“We have so much news to cover, but I’m gonna sum it up … in just two words,” Fallon said. “Taylor Swift.”

Because they depend on staffs of writers to pen timely material in the hours and minutes leading up to each taping, late-night TV series immediately shut down in May as a result of the WGA strike. Unlike scripted programs, talk shows don’t have a bank of pre-written episodes from which they can pull in the event of a mass work stoppage — so late-night TV staples such as “Jimmy Kimmel Live!” and “The Tonight Show” have been off the air for quite some time.

Though some of them are also members of SAG-AFTRA, the late-night hosts are permitted to perform during the ongoing actors’ strike because their shows are covered under a separate deal with the union known as the Network Television Code. But that isn’t the case for their celebrity guests, which were mostly limited Monday to musicians, scientists and authors — including some actors who were careful to promote their books and nothing else.

Kimmel was joined by actor and author Arnold Schwarzenegger, who reflected on serving as governor of California during the previous writers’ strike in 2007 and 2008.

“You try to inspire them to speed up the process,” Schwarzenegger told Kimmel. “That’s the most important thing you can do. But the things that you wish you could do, you can’t do.”

“Imagine … you say, ‘The studio executives and the union leaders, they have to go in a room,’ and you lock them up,” he joked. “And [they] can’t get out before the strike is settled. … You say, ‘Then there will be no food.
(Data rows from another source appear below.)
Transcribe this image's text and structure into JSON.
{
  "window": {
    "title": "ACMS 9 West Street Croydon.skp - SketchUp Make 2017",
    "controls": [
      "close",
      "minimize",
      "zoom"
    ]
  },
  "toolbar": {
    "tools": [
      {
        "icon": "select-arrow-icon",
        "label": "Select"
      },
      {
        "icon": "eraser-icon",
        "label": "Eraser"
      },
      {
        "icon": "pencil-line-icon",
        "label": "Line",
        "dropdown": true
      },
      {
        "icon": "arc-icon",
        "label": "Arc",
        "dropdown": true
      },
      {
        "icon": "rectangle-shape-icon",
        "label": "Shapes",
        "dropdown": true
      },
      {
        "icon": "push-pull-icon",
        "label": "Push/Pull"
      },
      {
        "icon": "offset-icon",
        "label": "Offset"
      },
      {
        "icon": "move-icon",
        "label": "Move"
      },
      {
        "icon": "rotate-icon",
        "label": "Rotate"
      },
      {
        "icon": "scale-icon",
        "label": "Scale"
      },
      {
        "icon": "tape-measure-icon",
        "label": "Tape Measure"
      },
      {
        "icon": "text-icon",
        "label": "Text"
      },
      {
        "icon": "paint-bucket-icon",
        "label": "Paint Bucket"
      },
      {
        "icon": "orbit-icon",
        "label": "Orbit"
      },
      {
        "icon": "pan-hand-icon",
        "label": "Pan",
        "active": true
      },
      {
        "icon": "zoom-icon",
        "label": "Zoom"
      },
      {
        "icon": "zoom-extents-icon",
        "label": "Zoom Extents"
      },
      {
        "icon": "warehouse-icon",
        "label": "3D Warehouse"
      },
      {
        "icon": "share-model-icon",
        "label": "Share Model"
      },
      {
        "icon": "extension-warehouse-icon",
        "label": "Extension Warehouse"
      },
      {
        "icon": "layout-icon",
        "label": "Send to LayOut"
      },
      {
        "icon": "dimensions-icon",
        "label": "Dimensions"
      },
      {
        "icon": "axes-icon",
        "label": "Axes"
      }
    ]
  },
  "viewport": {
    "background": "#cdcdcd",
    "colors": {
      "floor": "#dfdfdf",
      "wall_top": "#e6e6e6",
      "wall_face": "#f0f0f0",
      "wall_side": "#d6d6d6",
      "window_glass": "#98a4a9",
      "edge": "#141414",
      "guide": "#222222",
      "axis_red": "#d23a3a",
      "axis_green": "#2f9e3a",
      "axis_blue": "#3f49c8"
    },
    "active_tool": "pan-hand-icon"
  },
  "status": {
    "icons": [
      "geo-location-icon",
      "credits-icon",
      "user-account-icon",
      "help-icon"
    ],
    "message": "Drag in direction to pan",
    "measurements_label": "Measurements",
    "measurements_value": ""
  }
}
No bathrooms. No nothing.’”

Daytime talk shows, such as CBS’ “The Talk” and “The Drew Barrymore Show,” are expected to return soon as well. The syndicated “Jennifer Hudson Show” wasted no time kicking off its new season on Monday.

During the writers’ strike, the five major late-night hosts teamed up to record a podcast called “Strike Force Five,” which provided financial aid to their out-of-work employees. Kimmel came up with the idea after the hosts decided to meet weekly to talk about what was going on, according to Meyers. Some hosts also pledged to pay their dormant staff out of their own pockets during part of the work stoppage.